Because attending a conference requires such a significant investment of time and money, as a conference speaker you should ensure that your presentations deliver valuable content. Often, just a few adjustments can turn a presentation of seemingly little worth into one of deep value.
1. Focus on the essence of your work.
If you try to present everything you've done in your research, you may very well end up communicating nothing. Rather than overwhelming your audience with every detail in the paper, focus on the essence of your work. The best conference presentations consist of a single storyline with one or two main assertions that are well supported. If you're worried that the audience will ask about specific procedures or derivations, then simply include those details in back-up slides you can access during the Q&A period. In a PowerPoint slideshow, you can quickly jump to a particular slide by punching in the slide number.
2. Reveal your passion for the subject.
The best speakers in science and engineering were passionate about their work: Linus Pauling, Gertrude Cori, Richard Feynman. And with good reason -- if you don't show that you care about your subject, little hope exists that your audience will either, especially if your audience has listened to a slate of other presentations. Not every excellent speaker reveals his or her passion with the same intensity of a Pauling. For instance, Jane Goodall presents her work in a soothing voice. Still, Goodall is an engaging speaker, and it is her earnestness that makes her so.
3. Channel your nervous energy in a positive direction.
Many speakers mistakenly allow their nervousness to pull down their presentations. In the days before your presentation, whenever you feel nervous, shift your focus to the audience. What do they know about your topic? What would engage them about your topic? What biases might they have against your results? Thinking about your audience will serve your presentation -- thinking about your nervousness will not. To combat nervousness on the day of the presentation, arrive early to the room, make sure the equipment is working, and then go out to meet your audience. Find out why they came to your session. If appropriate, during the presentation, mention one or two audience members. Thinking so much about your audience will displace the nervous feelings about yourself. Finally, if you begin the presentation and your nervous energy starts to seep out into shaking hands and dancing feet, try scrunching your toes. Doing so will allow you to release your excess energy without distracting your audience.

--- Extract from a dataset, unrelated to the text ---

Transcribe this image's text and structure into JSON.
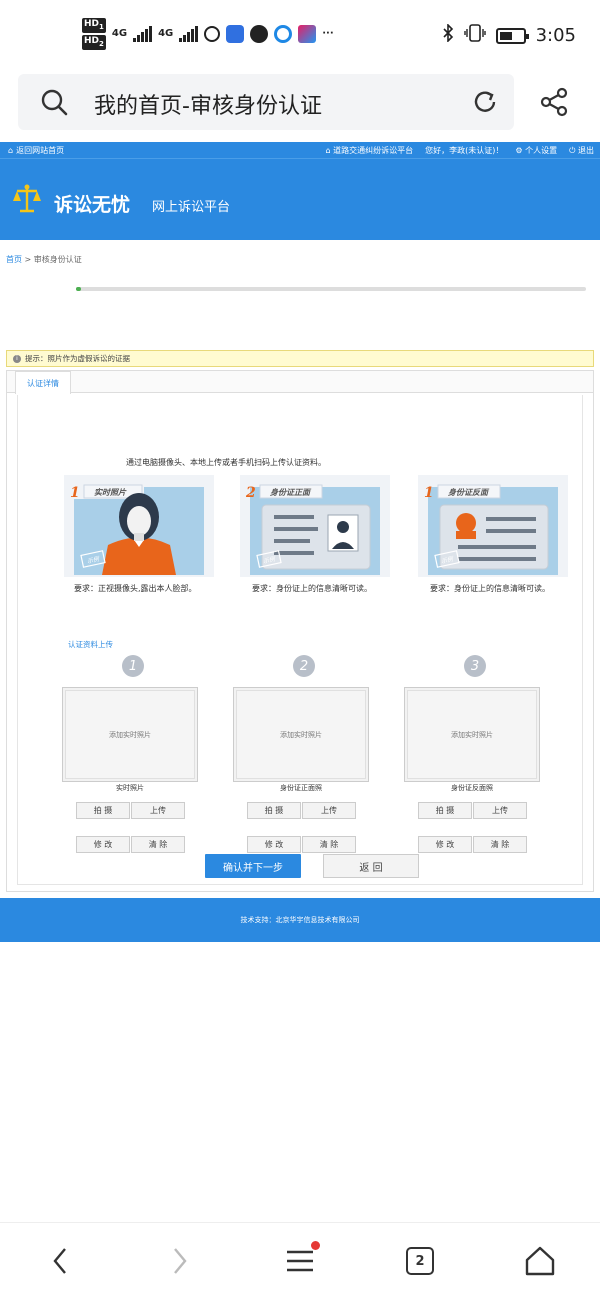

4. Begin each slide with a succinct sentence.
If slides are the appropriate medium for your presentation's content, then rise above the mind-numbing defaults of PowerPoint. The single most important default to challenge is the one calling for a short phrase headline. My own research shows that audiences understand and retain significantly more information when the headline of each slide is a one- or two-line sentence, starting in the upper left corner, that states the main assertion of the slide. If you cannot come up with a headline, then cut the slide. Most conference presentations have too many slides, which leads to a frenetic pace. In conference presentations, aim for 1.5 to 2 minutes per slide.
5. Make connections, not bullets.
Bullet lists do not show connections between details, and showing connections in your evidence is critical to making your presentation persuasive. Instead of writing a boring bullet list on each slide, create a visual representation of the supporting details. That representation might be a photograph, a diagram, a linked series of images, or text blocks connected by arrows. Many excellent examples and templates for such slides can be found at the site "Design of Presentation Slides" (writing.eng.vt.edu/slides.html
) hosted by Virginia Tech.
Michael Alley, the author of The Craft of Scientific Presentations (Springer, 2003), teaches presentation skills to engineering and science students at Virginia Tech. He also gives presentation workshops to professionals at the U.S. Army Research Laboratory, United Technologies, and Sandia National Labs. Alley regularly teaches SPIE workshops on the craft of scientific presentations and scientific writing. Read more about SPIE courses